The area surrounding the casino outside the Seneca 50 acres looks like a ghost town.

Reporter Publisher Frank Parlato Jr., a longtime critic of the 50-acre grant and the state giving Seneca legal preferences over Americans, said, "The same guys in Albany that made us the highest-taxed people in the nation are giving the Seneca a tax-free ride right in the middle of downtown to compete against us simply because of their blood line. This is not a historic Indian reservation, which I could respect. The land was pulled out of America in 2002 and suddenly given to a foreign nation -- as a trick of truth -- to get around the New York State Constitution, which says that New Yorkers can't gamble in New York state. So they made part of New York state a 'foreign country,' so New Yorkers could gamble in New York state."

Parlato, who says he has "frequently been accused of being a 'bigot' by those whose racial preferences I have challenged," added, "Albany created a preference -- a legal form of racial discrimination against the people of New York who elected them. I don't blame the Seneca for taking the legal preference and the business monopoly, but it is representative of the poorest form of governance that it delivers to foreigners -- a sovereign nation -- what it cannot deliver to its own people. In the end, the result is racist. A person born Seneca has more legal rights in Niagara Falls than a white, black or brown American."

Whether or not most Niagara Falls business leaders and residents care if someone born Seneca has a legal advantage over them based on their race, it is true that most of the businesses contacted by the Reporter right here in Niagara Falls did not support the tax-free advantages Seneca has in their tax-free zone and the monopoly gaming rights.

Tony Farina, president of One Niagara, a major tourism center located near the falls, said, "I think it's difficult to compete (with Seneca businesses). It's not a balanced playing field. We've paid $650,000 in taxes over the past six years."

Farina added that Niagara Falls needs "a new beginning. We need to have an overall strategy ... get everyone on the same page."
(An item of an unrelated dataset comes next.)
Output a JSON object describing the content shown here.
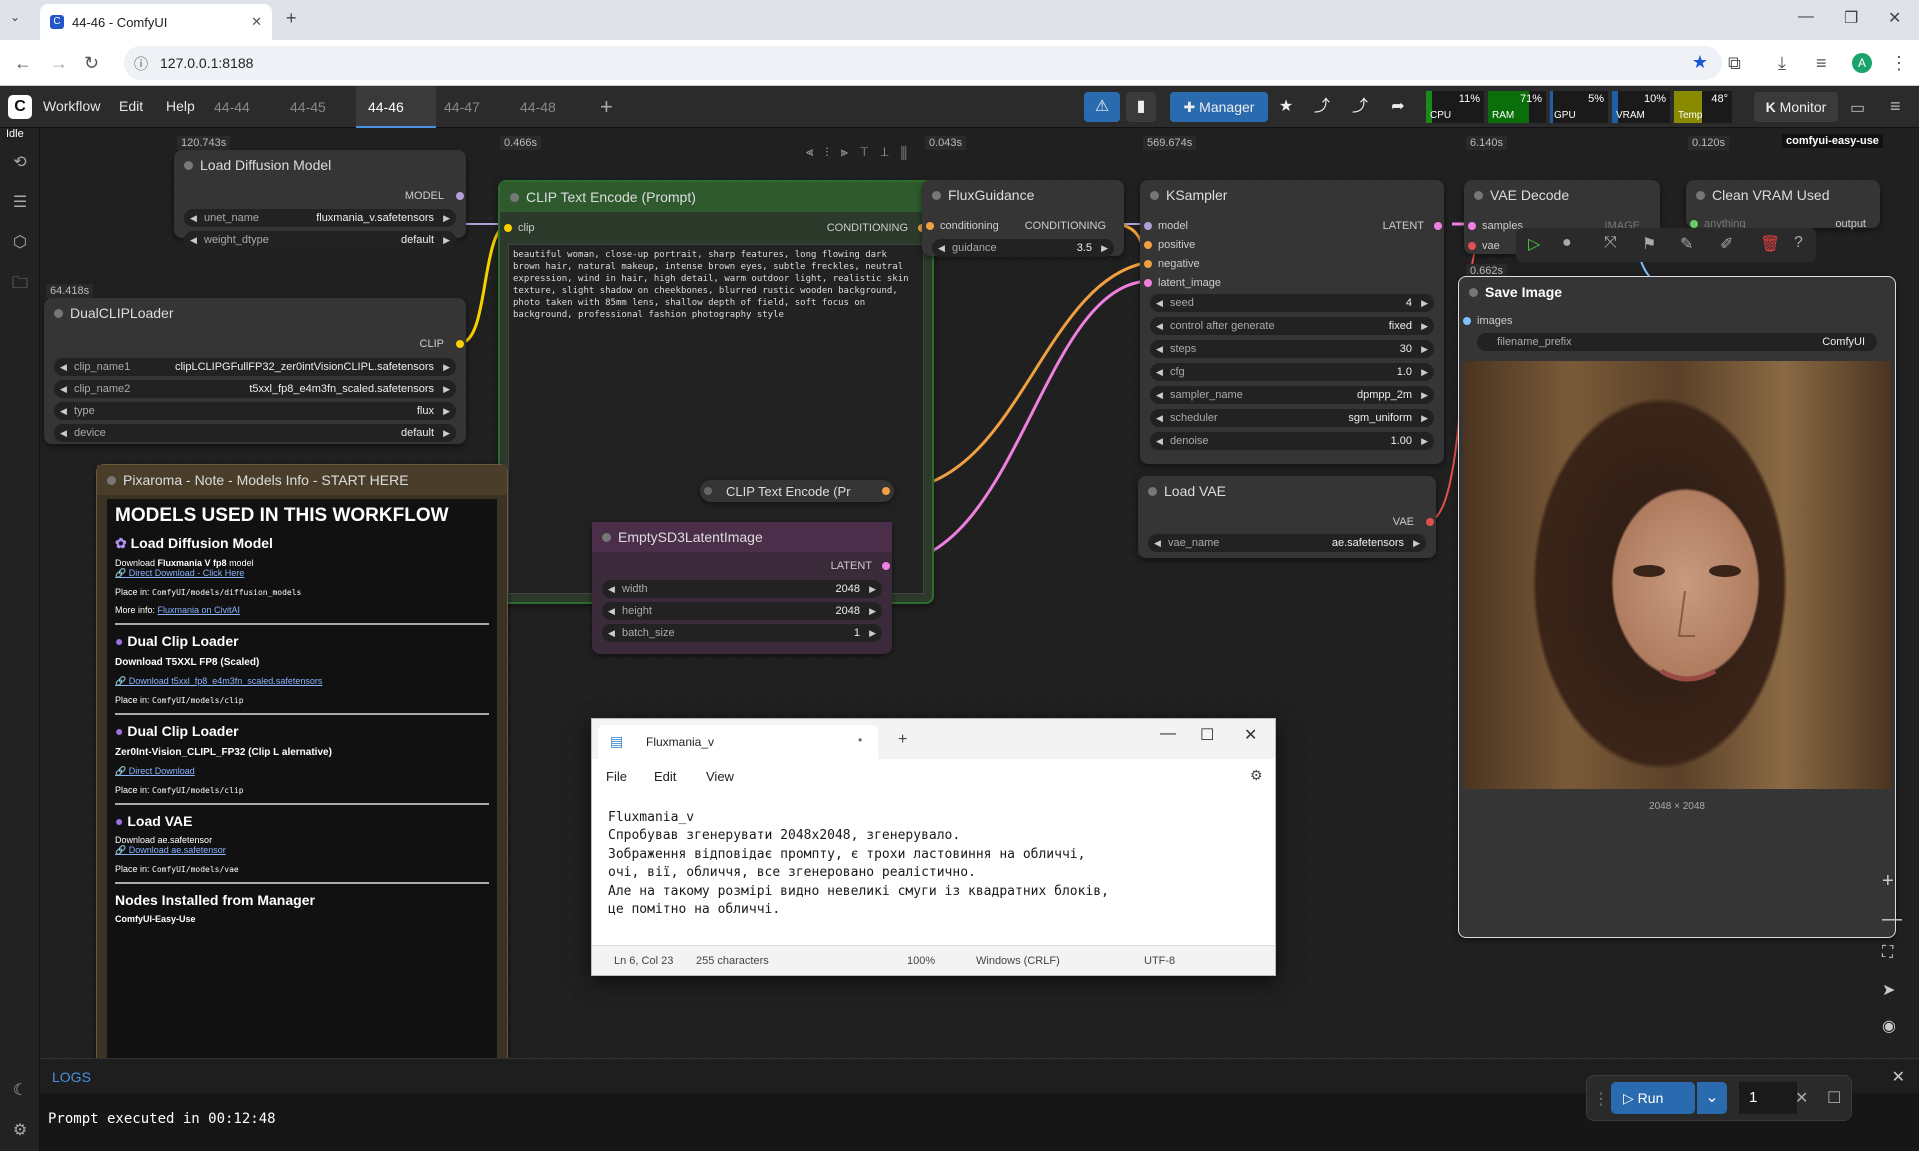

He admitted that "a lot of jobs have been created" by the casino and its businesses and it serves as a good tourist attraction, but "it's kind of hurt the surrounding businesses."
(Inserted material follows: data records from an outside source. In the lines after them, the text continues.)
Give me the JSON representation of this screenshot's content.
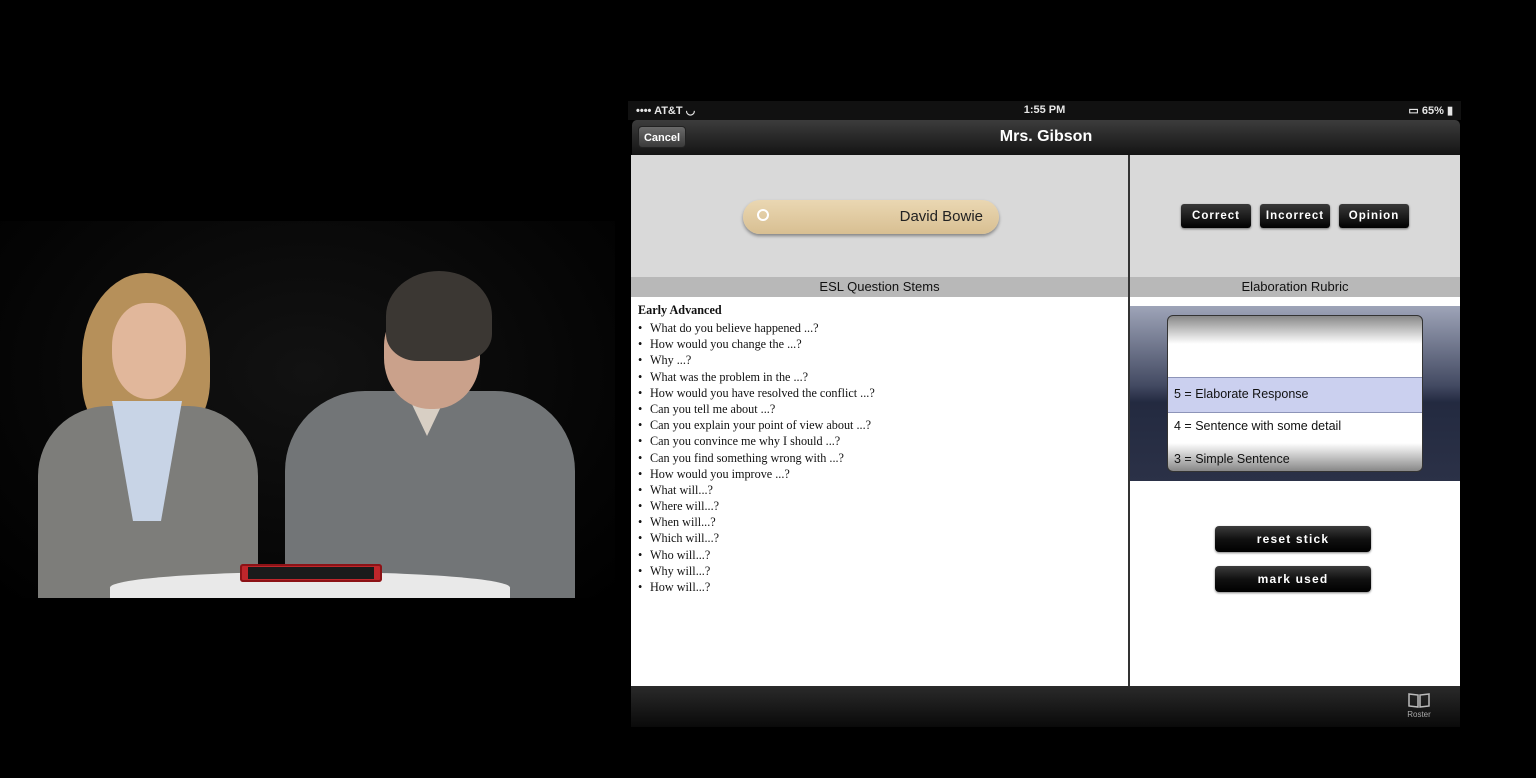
{
  "status_bar": {
    "carrier": "AT&T",
    "time": "1:55 PM",
    "battery": "65%"
  },
  "nav": {
    "cancel_label": "Cancel",
    "title": "Mrs. Gibson"
  },
  "stick": {
    "student_name": "David Bowie"
  },
  "response_buttons": [
    "Correct",
    "Incorrect",
    "Opinion"
  ],
  "left_section": {
    "header": "ESL Question Stems",
    "level": "Early Advanced",
    "stems": [
      "What do you believe happened ...?",
      "How would you change the ...?",
      "Why ...?",
      "What was the problem in the ...?",
      "How would you have resolved the conflict ...?",
      "Can you tell me about ...?",
      "Can you explain your point of view about ...?",
      "Can you convince me why I should ...?",
      "Can you find something wrong with ...?",
      "How would you improve ...?",
      "What will...?",
      "Where will...?",
      "When will...?",
      "Which will...?",
      "Who will...?",
      "Why will...?",
      "How will...?"
    ]
  },
  "right_section": {
    "header": "Elaboration Rubric",
    "picker_options": [
      "5 = Elaborate Response",
      "4 = Sentence with some detail",
      "3 = Simple Sentence"
    ],
    "selected_option": "5 = Elaborate Response",
    "reset_label": "reset stick",
    "mark_used_label": "mark used"
  },
  "tabbar": {
    "roster_label": "Roster",
    "icon": "book-icon"
  },
  "colors": {
    "wood": "#e2cda3",
    "tab_dark": "#111111",
    "header_gray": "#b8b8b8"
  }
}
Farina said he would support legalized commercial gambling.

"Let's face it, (the state is) in the gaming business now with the lottery," he said.

Tom Hanna owned Tommy Ryan's on Old Falls Street for 22 years, until closing it three years ago due to "a combination of different things."

He said, "The casino took some patrons away over the last five years," but there were other factors too.

He said he felt the casino "drained a lot of money out of the economy," and that tourists would go to the casino, gamble, and then say, "There's not much left in town, we'd better leave."

"It's like shooting fish in a barrel," Niagara Falls resident Chuck Colavecchia said of the Seneca businesses. "How can you compete with them? There are so many pluses they have going for them. That's been mentioned from the beginning. The fairness is not there, but the Senecas have that right, and they're doing big business."

Colavecchia, who was born and raised in Niagara Falls and works as a manager at a local car dealership, said, "I think that some people didn't think the casino was going to expand the way it did, with the retail shops and restaurants."

Doreen O'Connor, Chairman of the Board for the Convention and Visitors Bureau in the 1990s and a founding board member of the Niagara Tourism & Convention Corp. in the 2000s, was a founding member of Coalition for Casino Gaming in 2000.

"The tourism industry has always fully supported casino gaming in Niagara Falls," O'Connor said. "I truly believe that (American-owned and Seneca) casinos are good for the industry as a whole."

One of O'Connor's businesses, Niagara Majestic Tours, a tour and transportation company, provided shuttle service for Seneca Niagara Casino employees for five years.

Niagara Falls Reporter www.niagarafallsreporter.com Dec. 20, 2011